Bargain Bin: Here are some worthy defenders available in more than half of ESPN leagues: Kansas City's Justin Houston was a sleeper of ours in the offseason, and he's living up to the hype so far with four sacks, three of them coming this past weekend in New Orleans. In leagues that heavily reward sack production, head to Houston -- or rather Kansas City -- to get this speedy outside pass-rusher. Oakland's Philip Wheeler is proving to be a consistent source for tackles as teams challenge the Raiders' front seven. Jacksonville's Russell Allen remains busy corralling ball carriers and has another big day ahead of him versus the Bengals. The talent hasn't led to big numbers just yet, but Washington's Perry Riley is an instinctive tackler who is warming up of late and merits consideration in deeper formats. Buffalo's Nick Barnett posted an awesome 2011 effort and is still the every-down 'backer in Orchard Park. Carolina safety Charles Godfrey will be quite busy this fall, as opposing quarterbacks simply have too much time to operate, leading to a number of tackle and pass-deflection opportunities. Philly's Kurt Coleman isn't an elite talent, but he is on the field a lot for the Eagles and will be busy chasing down Giants on Sunday night. Cincinnati's Michael Johnson teed off on Washington's backup tackle Jordan Black on his way to netting the AFC's Defensive Player of the Week award. Johnson has always had the requisite talent, and now the production is materializing. Tampa's Michael Bennett might get the next shot at the Redskins' porous line and is coming off of his own big week, with two sacks against Dallas this past weekend.
IDP rankings Week 4: The Top 30 LBs, DLs and DBs

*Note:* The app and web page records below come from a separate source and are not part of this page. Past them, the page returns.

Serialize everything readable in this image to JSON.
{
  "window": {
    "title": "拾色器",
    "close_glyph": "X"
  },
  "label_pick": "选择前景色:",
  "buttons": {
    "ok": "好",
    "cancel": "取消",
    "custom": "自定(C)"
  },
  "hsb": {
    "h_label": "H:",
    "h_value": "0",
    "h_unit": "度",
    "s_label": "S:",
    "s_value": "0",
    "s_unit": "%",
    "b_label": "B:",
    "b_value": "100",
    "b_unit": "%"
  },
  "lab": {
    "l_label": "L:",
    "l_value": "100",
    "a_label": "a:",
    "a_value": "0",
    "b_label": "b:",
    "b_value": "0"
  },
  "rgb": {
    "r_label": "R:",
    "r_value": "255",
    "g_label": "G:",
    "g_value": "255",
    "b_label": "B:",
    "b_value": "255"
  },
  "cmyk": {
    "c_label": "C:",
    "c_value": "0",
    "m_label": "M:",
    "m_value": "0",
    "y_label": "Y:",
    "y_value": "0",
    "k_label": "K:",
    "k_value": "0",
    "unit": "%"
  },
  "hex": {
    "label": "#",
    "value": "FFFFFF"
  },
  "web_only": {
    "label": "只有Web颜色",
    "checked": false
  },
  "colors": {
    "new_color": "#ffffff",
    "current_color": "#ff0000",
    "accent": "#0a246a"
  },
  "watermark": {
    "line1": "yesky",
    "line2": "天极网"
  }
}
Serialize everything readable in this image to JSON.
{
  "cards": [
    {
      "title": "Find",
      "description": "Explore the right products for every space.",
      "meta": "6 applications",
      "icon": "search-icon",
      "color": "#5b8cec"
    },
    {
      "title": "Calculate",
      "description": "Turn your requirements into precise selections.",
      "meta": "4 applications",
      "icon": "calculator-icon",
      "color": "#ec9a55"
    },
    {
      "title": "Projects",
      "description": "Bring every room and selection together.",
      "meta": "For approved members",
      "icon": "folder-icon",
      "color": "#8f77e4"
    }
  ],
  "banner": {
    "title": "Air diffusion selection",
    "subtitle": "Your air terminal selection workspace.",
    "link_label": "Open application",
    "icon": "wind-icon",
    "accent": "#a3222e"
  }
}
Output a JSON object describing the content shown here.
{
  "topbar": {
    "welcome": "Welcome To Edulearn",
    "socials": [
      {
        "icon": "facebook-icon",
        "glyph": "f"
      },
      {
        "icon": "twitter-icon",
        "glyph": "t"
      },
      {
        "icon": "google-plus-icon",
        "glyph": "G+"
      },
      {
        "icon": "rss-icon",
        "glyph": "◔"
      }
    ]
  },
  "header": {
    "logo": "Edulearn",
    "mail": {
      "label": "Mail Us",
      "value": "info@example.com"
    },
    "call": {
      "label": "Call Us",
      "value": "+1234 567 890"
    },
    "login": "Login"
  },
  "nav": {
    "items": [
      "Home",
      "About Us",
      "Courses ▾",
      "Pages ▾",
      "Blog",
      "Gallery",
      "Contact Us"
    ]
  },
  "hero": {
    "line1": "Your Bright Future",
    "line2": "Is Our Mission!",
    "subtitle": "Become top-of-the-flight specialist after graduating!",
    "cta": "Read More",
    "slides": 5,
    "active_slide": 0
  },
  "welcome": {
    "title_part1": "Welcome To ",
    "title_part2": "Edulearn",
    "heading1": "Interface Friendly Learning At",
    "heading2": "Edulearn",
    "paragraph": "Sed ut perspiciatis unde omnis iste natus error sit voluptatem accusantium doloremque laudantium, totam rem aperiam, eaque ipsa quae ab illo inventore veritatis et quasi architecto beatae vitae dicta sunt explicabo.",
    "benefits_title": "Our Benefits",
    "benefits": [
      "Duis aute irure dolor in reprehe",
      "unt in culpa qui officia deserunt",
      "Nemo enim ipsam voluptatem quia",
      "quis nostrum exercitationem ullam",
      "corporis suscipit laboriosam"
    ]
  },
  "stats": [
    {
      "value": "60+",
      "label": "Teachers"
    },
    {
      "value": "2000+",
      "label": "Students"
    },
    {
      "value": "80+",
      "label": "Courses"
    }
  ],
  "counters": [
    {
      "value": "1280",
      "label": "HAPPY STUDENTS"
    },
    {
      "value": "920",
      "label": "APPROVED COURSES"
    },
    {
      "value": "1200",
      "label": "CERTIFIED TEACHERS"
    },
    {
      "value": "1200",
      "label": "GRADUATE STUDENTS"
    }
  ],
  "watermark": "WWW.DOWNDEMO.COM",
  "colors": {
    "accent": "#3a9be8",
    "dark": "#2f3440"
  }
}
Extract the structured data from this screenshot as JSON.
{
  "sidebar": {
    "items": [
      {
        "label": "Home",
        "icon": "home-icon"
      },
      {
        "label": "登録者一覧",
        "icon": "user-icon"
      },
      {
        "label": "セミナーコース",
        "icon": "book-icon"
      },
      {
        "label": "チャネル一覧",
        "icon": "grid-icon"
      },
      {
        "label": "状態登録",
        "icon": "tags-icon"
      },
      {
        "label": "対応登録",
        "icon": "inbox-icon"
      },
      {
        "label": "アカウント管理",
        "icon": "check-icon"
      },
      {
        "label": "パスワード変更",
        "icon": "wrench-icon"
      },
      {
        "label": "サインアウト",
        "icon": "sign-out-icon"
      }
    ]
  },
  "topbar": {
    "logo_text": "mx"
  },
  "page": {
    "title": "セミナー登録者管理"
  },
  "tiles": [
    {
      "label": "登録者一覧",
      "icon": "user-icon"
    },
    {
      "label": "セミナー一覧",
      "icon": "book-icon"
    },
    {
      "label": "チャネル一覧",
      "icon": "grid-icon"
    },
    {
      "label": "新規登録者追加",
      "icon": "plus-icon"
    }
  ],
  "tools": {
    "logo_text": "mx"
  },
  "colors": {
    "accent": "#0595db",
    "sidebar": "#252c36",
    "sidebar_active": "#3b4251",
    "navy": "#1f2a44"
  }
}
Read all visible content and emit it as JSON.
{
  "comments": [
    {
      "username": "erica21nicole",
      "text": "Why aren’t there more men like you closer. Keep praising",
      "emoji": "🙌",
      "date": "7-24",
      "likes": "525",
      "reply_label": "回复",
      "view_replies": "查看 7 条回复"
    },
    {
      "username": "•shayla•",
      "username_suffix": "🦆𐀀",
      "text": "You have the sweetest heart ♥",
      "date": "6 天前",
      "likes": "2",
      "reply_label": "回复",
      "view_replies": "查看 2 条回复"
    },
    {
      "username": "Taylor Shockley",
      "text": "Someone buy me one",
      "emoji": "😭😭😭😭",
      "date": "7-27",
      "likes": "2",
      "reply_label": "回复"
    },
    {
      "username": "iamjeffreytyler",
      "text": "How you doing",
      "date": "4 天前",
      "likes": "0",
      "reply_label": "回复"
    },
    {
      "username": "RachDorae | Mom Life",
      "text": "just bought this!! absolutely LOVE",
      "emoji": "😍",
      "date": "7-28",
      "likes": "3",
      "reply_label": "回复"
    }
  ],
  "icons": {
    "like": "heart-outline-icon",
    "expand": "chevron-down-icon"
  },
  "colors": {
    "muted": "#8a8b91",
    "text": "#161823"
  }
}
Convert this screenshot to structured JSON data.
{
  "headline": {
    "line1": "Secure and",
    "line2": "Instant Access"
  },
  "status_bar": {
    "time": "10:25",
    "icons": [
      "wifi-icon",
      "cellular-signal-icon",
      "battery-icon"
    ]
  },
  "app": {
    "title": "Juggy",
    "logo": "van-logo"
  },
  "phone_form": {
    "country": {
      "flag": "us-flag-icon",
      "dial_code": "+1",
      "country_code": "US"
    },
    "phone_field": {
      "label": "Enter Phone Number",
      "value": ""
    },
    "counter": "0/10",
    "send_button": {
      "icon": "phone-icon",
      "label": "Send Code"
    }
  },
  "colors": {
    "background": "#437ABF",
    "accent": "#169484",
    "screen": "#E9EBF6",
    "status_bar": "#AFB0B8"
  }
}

So that we're working from agreed parameters, we'll use what many consider traditional scoring modifiers for an IDP league: Tackle - Solo (1), Tackle - Assist (0.50), Sack (3), Interception (3), Forced fumble (3), Fumble recovery (3), Touchdown (6), Safety (2), Pass defended (1), Blocked kick (3).